Serendipity Gardens: Become better stewards of the land
Published 9:00 am Saturday, December 8, 2018
Serendipity Gardens by Carol Hegel Lang
Carol Hegel Lang is a green thumb residing in Albert Lea. Her column appears biweekly. Email her at firstname.lastname@example.org.
Have you ever asked yourself why is native landscaping important in my gardens? Over the last five years I have tried to add a few more natives every year. Take it from me, I have seen the benefits firsthand of going this way. Reduced water, energy and chemical usage, wildlife habitat enhancement and invasive weed management are just a few reasons to go native.
Email newsletter signup
For me, lower water usage and increased survival of plants along with reduced use of chemicals was what made me decide to go native. Increasing the wildlife in my gardens and less yard that required mowing were also huge perks. Turf is the highest water-user and requires the most maintenance time, so why not eliminate some of the grass? Once plants are established, they need only minimal water to keep them healthy and growing.
Now let’s get rid of this misconception that if you incorporate native plants your landscape is going to look wild and unkempt. If you drive around Albert Lea next spring and visit the parks and Albert Lea High School, you will be able to view the native plantings that have been done in these small gardens over the past few years. They are anything but wild and unkempt. Now take a drive over to Brookside Park and take a walk on the trail and visit the pollinator park we planted in 2017. Notice how this planting differs from the others as this is a native planting of 1.4 acres and you will see no grass planted in this area that is to be mowed except along the trail. Is it wild — yes, to a degree it certainly is — but you are not going to plant your gardens like this one is planted, where there is no space between the individual plants. This garden is strictly for the pollinators’ use.

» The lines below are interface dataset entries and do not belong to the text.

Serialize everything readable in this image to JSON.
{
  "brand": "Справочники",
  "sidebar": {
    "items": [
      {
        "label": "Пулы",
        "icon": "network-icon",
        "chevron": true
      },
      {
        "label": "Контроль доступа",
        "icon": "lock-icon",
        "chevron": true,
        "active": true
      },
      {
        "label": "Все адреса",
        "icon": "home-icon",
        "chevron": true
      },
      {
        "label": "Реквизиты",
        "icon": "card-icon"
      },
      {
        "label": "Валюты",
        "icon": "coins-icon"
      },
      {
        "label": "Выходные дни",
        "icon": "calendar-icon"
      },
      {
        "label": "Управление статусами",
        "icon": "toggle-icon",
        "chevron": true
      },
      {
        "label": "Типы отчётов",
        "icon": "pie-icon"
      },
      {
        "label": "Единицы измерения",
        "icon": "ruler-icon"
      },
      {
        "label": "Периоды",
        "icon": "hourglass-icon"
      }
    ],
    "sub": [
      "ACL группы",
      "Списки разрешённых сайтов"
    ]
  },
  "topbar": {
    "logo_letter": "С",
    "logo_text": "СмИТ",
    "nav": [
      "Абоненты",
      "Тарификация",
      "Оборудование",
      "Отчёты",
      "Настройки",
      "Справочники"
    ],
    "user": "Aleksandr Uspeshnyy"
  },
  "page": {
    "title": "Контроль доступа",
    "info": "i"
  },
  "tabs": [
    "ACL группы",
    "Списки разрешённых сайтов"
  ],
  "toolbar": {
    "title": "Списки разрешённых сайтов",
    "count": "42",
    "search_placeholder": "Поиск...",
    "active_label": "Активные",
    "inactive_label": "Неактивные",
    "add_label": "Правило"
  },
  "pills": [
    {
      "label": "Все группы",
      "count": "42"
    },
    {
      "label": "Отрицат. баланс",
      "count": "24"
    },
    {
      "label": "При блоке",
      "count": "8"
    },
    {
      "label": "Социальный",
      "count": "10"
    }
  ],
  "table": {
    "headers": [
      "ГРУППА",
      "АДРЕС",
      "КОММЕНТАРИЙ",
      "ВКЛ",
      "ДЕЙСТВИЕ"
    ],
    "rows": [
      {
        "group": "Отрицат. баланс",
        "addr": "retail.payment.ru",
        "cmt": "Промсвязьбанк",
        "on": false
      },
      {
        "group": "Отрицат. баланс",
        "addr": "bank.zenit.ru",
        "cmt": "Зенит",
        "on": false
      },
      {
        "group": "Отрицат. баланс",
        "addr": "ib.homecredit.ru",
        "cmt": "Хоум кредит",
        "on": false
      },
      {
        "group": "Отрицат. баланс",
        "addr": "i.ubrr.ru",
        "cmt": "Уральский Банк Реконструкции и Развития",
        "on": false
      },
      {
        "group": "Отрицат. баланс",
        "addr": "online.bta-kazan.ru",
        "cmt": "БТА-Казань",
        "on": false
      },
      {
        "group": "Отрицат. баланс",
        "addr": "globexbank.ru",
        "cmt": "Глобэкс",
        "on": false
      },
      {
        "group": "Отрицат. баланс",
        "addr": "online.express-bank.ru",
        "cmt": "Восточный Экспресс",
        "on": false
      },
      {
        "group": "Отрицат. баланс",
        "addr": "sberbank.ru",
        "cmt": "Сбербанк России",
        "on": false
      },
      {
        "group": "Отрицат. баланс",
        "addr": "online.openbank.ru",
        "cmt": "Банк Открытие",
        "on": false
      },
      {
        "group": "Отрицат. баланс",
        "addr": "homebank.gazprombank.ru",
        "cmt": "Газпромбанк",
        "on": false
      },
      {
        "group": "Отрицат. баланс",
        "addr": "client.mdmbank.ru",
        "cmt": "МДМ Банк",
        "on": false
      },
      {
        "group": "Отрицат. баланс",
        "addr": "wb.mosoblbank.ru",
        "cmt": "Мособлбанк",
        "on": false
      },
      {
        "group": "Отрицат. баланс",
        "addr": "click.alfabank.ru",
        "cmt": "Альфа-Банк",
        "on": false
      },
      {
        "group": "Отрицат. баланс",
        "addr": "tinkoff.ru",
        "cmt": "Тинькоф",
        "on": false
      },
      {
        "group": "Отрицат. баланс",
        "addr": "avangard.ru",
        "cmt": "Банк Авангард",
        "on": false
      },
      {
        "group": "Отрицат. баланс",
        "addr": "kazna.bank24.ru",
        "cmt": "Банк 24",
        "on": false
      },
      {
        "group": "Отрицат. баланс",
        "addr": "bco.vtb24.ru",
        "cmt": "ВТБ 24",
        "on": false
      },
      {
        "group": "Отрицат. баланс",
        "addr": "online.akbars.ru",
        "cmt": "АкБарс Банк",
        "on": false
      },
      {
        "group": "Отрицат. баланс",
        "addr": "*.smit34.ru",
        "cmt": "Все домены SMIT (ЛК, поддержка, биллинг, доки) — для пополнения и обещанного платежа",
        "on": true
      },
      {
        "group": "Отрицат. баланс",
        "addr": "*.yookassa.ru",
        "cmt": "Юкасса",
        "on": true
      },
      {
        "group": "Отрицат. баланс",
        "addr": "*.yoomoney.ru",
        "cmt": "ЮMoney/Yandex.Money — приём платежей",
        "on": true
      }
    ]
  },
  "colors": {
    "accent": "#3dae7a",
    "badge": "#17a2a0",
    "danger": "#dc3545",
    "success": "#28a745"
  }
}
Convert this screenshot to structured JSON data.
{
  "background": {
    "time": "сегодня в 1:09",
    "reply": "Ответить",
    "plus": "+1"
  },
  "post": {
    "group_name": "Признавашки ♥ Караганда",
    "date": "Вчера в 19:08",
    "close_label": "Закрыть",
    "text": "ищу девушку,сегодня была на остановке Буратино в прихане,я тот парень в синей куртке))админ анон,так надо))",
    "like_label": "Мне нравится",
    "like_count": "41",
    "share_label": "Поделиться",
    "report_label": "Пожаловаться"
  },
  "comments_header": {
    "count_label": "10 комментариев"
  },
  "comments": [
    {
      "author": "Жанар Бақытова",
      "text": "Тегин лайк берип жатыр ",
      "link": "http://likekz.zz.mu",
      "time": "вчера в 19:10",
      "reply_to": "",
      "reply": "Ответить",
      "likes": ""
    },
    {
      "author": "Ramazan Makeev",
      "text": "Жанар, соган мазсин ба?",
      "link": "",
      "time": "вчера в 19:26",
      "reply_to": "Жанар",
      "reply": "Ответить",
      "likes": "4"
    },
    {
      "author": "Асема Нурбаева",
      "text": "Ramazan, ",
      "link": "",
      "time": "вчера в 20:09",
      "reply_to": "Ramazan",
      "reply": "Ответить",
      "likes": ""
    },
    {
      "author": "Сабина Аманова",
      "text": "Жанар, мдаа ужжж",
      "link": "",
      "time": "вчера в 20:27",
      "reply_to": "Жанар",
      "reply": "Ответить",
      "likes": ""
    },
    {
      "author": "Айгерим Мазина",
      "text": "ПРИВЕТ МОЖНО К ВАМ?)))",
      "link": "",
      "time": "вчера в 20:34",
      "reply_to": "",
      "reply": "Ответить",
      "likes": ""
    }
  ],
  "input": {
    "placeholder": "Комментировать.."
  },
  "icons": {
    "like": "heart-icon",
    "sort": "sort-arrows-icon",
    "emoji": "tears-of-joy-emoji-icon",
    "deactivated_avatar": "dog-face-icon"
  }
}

In my gardens, planted next to the natives are annuals like zinnias and cosmos, perennials like daylilies, lilies and hosta. Add a mix of shrubs and trees, and now I am adding natives of both of these to go right along with the spruce, pines and oaks. This year I added chokecherry and dwarf cherry, and hopefully next spring I will add serviceberry to the mix. I didn’t take out the old things in the gardens, but instead I added to them and will continue to do the same every year.
The loss of habitat for birds, butterflies, pollinators and an array of wildlife has me very concerned of what we will have in another 20 years to keep this balance of nature going. Wildlife normally require more than one habitat to thrive, so by including native plants, trees and shrubs along with what you already have in your landscape, you are increasing their chances of survival. Plant a wide variety of plants in your landscape with different bloom times and remember that you need to create a multitude of heights for plants, shrubs and trees to fill the requirements of all the wildlife that visit your gardens.
Each individual species needs something unique just to them from groundcovers, nectar plants, varying heights of tree and shrubs canopies so they have a refuge from predators and weather as well as a source of water. If you provide all of this, you will be a steward of the earth.
We all need to become better stewards of the land, and we can start by not using chemicals to help prevent the runoff that affects our lake and streams and killing our pollinators. Those dandelions you spray are one of the earliest sources of nectar for bees coming out of hibernation. What do you want to leave to your children and grandchildren? Think about that when you spray chemicals that not only kill our pollinators, but also have carcinogens in them that cause cancer in humans.
“The way a crow shook down on me the dust of snow from a hemlock tree has given my heart a change of mood and saved some part of a day I had rued.” — Robert Frost